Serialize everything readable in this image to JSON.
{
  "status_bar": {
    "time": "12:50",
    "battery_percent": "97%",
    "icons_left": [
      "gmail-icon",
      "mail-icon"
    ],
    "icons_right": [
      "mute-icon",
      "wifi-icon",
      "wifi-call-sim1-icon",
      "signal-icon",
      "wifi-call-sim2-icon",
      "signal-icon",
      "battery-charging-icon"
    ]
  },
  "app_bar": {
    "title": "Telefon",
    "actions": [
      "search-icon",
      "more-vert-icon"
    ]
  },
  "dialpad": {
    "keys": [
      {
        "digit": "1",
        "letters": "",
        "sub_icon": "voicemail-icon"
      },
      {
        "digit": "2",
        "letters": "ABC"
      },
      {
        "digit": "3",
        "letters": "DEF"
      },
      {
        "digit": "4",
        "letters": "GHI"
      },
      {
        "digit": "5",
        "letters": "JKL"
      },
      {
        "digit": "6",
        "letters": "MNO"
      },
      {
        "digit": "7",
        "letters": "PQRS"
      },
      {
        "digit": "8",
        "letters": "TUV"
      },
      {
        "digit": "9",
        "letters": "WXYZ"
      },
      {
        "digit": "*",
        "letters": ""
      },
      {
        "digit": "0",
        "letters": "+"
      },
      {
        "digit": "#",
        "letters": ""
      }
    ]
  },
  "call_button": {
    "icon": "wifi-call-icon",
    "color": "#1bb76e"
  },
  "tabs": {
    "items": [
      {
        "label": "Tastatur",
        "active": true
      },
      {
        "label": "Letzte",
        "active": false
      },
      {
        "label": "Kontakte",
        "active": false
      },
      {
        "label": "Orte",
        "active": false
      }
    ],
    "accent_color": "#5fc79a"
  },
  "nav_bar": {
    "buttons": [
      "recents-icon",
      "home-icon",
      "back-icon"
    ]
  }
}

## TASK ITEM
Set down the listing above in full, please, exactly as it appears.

## RESULT FOR THIS TASK
Serialize everything readable in this image to JSON.
{
  "status_bar": {
    "time": "12:50",
    "battery_percent": "97%",
    "icons_left": [
      "gmail-icon",
      "mail-icon"
    ],
    "icons_right": [
      "mute-icon",
      "wifi-icon",
      "wifi-call-sim1-icon",
      "signal-icon",
      "wifi-call-sim2-icon",
      "signal-icon",
      "battery-charging-icon"
    ]
  },
  "app_bar": {
    "title": "Telefon",
    "actions": [
      "search-icon",
      "more-vert-icon"
    ]
  },
  "dialpad": {
    "keys": [
      {
        "digit": "1",
        "letters": "",
        "sub_icon": "voicemail-icon"
      },
      {
        "digit": "2",
        "letters": "ABC"
      },
      {
        "digit": "3",
        "letters": "DEF"
      },
      {
        "digit": "4",
        "letters": "GHI"
      },
      {
        "digit": "5",
        "letters": "JKL"
      },
      {
        "digit": "6",
        "letters": "MNO"
      },
      {
        "digit": "7",
        "letters": "PQRS"
      },
      {
        "digit": "8",
        "letters": "TUV"
      },
      {
        "digit": "9",
        "letters": "WXYZ"
      },
      {
        "digit": "*",
        "letters": ""
      },
      {
        "digit": "0",
        "letters": "+"
      },
      {
        "digit": "#",
        "letters": ""
      }
    ]
  },
  "call_button": {
    "icon": "wifi-call-icon",
    "color": "#1bb76e"
  },
  "tabs": {
    "items": [
      {
        "label": "Tastatur",
        "active": true
      },
      {
        "label": "Letzte",
        "active": false
      },
      {
        "label": "Kontakte",
        "active": false
      },
      {
        "label": "Orte",
        "active": false
      }
    ],
    "accent_color": "#5fc79a"
  },
  "nav_bar": {
    "buttons": [
      "recents-icon",
      "home-icon",
      "back-icon"
    ]
  }
}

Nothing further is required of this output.